Data shown:
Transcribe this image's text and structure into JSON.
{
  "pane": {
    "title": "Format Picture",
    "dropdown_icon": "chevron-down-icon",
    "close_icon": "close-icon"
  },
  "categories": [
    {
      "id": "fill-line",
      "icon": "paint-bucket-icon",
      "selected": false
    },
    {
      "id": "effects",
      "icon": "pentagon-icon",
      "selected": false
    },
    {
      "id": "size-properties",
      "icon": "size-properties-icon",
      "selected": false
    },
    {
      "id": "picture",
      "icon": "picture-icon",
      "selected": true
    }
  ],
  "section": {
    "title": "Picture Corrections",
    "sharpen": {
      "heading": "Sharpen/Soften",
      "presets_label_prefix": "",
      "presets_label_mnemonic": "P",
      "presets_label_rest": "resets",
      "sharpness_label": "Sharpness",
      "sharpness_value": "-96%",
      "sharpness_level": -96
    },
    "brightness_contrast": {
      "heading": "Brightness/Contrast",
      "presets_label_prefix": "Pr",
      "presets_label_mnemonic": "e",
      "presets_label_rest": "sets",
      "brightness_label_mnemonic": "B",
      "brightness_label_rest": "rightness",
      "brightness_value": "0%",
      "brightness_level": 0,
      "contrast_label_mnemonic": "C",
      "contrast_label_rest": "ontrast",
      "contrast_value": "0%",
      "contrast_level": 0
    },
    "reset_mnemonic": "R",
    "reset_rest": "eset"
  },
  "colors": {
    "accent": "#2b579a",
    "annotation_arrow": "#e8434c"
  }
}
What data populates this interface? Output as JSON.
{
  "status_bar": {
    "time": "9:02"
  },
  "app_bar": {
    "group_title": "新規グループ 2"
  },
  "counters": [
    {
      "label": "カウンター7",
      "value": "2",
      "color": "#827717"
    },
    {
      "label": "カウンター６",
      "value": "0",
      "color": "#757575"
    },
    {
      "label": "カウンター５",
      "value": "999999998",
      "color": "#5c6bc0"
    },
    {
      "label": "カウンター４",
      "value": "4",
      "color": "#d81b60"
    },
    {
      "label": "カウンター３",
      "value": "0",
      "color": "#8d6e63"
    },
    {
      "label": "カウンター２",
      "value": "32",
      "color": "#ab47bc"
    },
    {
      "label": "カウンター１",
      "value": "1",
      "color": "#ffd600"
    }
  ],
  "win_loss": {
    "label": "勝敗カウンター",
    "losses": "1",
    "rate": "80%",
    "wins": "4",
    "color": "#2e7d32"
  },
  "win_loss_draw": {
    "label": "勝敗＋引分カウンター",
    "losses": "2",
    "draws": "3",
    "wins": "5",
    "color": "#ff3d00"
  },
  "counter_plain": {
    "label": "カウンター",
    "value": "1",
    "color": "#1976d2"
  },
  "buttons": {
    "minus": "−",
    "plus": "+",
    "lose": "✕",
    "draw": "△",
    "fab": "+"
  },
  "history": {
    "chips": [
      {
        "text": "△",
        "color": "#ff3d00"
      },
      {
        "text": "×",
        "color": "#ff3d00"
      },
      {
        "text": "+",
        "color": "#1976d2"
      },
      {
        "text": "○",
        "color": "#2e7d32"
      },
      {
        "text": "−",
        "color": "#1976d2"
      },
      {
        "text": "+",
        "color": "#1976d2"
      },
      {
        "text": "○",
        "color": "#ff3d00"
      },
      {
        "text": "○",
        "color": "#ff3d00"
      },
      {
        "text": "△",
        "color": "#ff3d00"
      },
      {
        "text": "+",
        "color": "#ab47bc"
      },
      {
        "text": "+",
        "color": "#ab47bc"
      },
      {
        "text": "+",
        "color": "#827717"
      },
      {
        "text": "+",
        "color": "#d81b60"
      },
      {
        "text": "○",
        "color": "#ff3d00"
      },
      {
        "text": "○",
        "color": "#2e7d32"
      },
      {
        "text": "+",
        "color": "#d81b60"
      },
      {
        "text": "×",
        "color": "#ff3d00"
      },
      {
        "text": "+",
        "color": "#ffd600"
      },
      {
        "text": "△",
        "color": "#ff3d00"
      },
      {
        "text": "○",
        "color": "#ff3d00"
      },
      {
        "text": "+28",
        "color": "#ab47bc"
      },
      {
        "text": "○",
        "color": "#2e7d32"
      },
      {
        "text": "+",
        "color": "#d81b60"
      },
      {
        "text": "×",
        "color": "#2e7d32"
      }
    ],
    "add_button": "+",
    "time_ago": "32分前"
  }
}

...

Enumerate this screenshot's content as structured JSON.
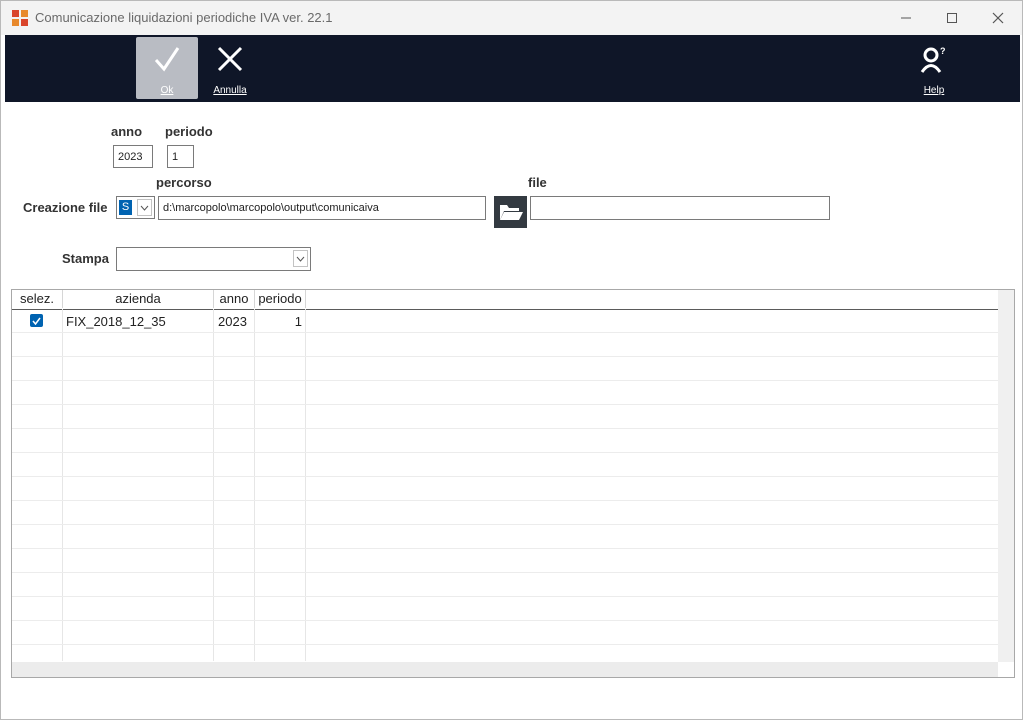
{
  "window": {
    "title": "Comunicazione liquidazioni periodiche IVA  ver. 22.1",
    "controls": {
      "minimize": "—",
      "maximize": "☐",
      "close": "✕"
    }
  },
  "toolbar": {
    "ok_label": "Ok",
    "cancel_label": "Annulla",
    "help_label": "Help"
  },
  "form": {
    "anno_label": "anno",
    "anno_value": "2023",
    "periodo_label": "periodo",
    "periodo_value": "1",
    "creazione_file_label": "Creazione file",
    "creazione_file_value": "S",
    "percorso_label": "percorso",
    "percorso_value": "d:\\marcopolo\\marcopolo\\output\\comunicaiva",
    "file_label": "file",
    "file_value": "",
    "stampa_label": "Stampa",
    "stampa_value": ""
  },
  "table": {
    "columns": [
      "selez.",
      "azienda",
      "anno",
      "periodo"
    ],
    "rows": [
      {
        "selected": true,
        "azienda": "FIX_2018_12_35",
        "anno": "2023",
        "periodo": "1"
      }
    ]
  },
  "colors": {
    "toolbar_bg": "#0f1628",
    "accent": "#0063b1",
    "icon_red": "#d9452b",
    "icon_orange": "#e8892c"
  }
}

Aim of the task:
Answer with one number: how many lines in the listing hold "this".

Solved exercise:
3